• [What this task involves]:
Using the records that follow, tally the lines containing the word "donnes" and state only the count.

• [Provided entries]:
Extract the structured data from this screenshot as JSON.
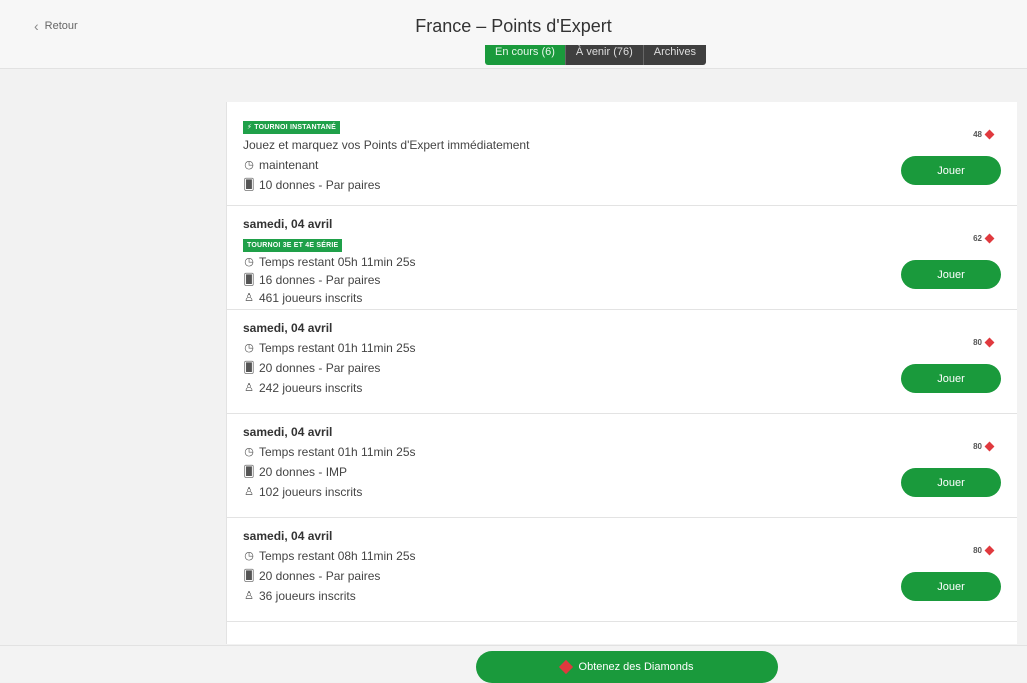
{
  "header": {
    "back_label": "Retour",
    "title": "France – Points d'Expert",
    "tabs": [
      {
        "label": "En cours (6)",
        "active": true
      },
      {
        "label": "À venir (76)",
        "active": false
      },
      {
        "label": "Archives",
        "active": false
      }
    ]
  },
  "tournaments": [
    {
      "date": "",
      "badge": "TOURNOI INSTANTANÉ",
      "description": "Jouez et marquez vos Points d'Expert immédiatement",
      "time": "maintenant",
      "deals": "10 donnes - Par paires",
      "players": "",
      "price": "48",
      "play_label": "Jouer"
    },
    {
      "date": "samedi, 04 avril",
      "badge": "TOURNOI 3E ET 4E SÉRIE",
      "description": "",
      "time": "Temps restant 05h 11min 25s",
      "deals": "16 donnes - Par paires",
      "players": "461 joueurs inscrits",
      "price": "62",
      "play_label": "Jouer"
    },
    {
      "date": "samedi, 04 avril",
      "badge": "",
      "description": "",
      "time": "Temps restant 01h 11min 25s",
      "deals": "20 donnes - Par paires",
      "players": "242 joueurs inscrits",
      "price": "80",
      "play_label": "Jouer"
    },
    {
      "date": "samedi, 04 avril",
      "badge": "",
      "description": "",
      "time": "Temps restant 01h 11min 25s",
      "deals": "20 donnes - IMP",
      "players": "102 joueurs inscrits",
      "price": "80",
      "play_label": "Jouer"
    },
    {
      "date": "samedi, 04 avril",
      "badge": "",
      "description": "",
      "time": "Temps restant 08h 11min 25s",
      "deals": "20 donnes - Par paires",
      "players": "36 joueurs inscrits",
      "price": "80",
      "play_label": "Jouer"
    }
  ],
  "footer": {
    "cta_label": "Obtenez des Diamonds"
  },
  "colors": {
    "accent_green": "#1a9a3c",
    "diamond_red": "#e0393e",
    "tab_dark": "#3f3f3f"
  },
  "icons": {
    "back": "chevron-left-icon",
    "time": "clock-icon",
    "deals": "cards-icon",
    "players": "users-icon",
    "price": "diamond-icon",
    "badge": "lightning-icon"
  }
}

• [Task response]:
5